Laurie and John Van De Graaf vs a
couple former champions: 1993's Steve Packwood and 2007's Jason
GM Cliff Ackman watches Malinda Kyrkos
take on 2006 champ Matt Calkins as her husband Vasili lends moral
Winning Acquire cannot be broken down into a formula
but I'll give you some stats because that's what I do. At 32
4-player games, having the second seat didn't help because being
seated second had the lowest number of wins (3) with seat 1 and
seat 4 having the most (11). Winners had between $37,600 and
$66,500 (Akihisa Tabei) but the most dominating win was earned
by Malinda Kyrkos who nearly doubled the runner-up's holdings
(and she was seated second).
Although most hotels were started by player #1, participating
in the first merger increased in likelihood from the first seat
to the last seat and first merger participation is the best predictor
of victory (66%). Mid-value hotels were the most popular, starting
twice as often as the higher or lower value properties.
There were two notable rarities in the preliminary heats.
One game's first merger was a three-way with all players benefitting
and gathering cash. Normally when one player wins majority and
minority payouts for a game's first payout (as Akihisa Tabei
did), they get high score. However, Owen Kyrollos fought back
to win against a player who received both bonuses in the opening
Okay. You have some stats. Forget them - because in the playoffs,
they don't matter. Larry Loiacono (seated last) bested Akihisa
Tabei and yours truly for a semifinal win. Rich Atwater didn't
participate in the first merger but still enjoyed a comfortable
margin of victory. Malinda Kyrkos continued her big game play
with the greatest percentage win of the playoffs. And Laurie
Van de Graff in her first WBC, seated second, bested her table
including past champ Steve Packwood.
Random seating in the Final yielded Laurie first seat, followed
by Rich, Malinda and Larry. Rich started the first chain (Worldwide)
on his first play, and kept control of it the entire game. Everyone
began a chain within the first three turns. The first merger
occurred on Turn 6 with Malinda taking second in Worldwide's
takeover of Laurie's American. The very next play Larry merged
his Imperial into Tower giving him first and Rich second. With
everyone flush with cash, the brokers raked in the sales with
stocks going fast and furious.
It is not unusual for one or more players to run out of cash
and be unable to buy stock or defend their properties for prolonged
periods. In this Final, everyone seemed to have money when they
needed it. Laurie called the game on Turn 17 with three fixed
chains on the board and all stock sold. All players received
bonuses in one or two chains and the $10,000+ payouts for final
stock sales. From my vantage point as the banker, I couldn't
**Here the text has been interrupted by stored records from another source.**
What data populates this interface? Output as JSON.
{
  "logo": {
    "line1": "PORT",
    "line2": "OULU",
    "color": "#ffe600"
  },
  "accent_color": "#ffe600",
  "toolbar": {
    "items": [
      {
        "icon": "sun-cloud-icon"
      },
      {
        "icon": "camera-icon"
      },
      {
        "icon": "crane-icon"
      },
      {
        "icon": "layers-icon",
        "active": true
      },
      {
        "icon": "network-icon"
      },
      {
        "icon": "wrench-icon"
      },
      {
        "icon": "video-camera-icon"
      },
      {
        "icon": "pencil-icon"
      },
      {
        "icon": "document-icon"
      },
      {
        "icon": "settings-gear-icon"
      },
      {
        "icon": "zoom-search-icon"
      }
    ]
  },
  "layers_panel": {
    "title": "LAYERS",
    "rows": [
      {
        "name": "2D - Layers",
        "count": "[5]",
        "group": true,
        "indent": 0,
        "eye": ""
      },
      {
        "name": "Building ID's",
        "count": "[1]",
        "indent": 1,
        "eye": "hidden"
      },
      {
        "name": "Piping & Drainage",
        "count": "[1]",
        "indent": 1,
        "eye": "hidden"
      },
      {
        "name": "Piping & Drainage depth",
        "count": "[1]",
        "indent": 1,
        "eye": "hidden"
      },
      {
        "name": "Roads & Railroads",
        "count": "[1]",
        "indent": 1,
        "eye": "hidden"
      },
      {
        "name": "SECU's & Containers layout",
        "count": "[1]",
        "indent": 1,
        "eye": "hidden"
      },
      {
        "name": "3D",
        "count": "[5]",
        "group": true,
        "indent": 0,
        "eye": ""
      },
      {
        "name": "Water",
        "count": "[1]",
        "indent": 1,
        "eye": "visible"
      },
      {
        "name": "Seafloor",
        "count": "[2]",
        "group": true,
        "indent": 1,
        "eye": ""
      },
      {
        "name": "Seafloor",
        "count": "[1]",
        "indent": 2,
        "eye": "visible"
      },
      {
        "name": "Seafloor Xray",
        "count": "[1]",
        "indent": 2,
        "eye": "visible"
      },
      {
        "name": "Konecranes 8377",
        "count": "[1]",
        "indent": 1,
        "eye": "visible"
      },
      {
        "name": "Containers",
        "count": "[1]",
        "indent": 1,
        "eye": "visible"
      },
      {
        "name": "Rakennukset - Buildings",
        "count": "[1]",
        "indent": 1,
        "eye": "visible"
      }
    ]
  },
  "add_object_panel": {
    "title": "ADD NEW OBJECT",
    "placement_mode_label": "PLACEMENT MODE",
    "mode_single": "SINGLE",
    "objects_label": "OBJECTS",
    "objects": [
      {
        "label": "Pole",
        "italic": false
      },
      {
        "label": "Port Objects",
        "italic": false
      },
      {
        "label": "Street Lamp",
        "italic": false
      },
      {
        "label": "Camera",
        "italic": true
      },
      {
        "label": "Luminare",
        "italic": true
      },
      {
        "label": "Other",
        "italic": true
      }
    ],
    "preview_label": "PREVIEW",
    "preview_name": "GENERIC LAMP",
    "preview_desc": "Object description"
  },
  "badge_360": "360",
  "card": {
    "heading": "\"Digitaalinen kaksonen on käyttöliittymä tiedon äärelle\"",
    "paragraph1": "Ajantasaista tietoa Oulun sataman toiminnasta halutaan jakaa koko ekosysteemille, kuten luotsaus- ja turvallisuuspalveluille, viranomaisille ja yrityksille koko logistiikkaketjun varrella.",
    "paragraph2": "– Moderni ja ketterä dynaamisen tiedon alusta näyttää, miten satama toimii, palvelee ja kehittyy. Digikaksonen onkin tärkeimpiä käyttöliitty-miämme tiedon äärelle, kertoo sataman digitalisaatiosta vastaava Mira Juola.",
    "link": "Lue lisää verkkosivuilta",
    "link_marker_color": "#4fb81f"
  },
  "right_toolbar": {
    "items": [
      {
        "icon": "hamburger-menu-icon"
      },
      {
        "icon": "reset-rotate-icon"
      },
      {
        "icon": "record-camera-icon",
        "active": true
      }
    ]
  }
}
predict who won until Larry announced his $43,000 - a 2% win
Carl Sykes and friends had their hands
full with 2006 champ Matt Calkins. Lots of past champs populate
So what do a pair of multi-year Caesars
who dominate CDWs and Euros respectively play head to head? Acquire.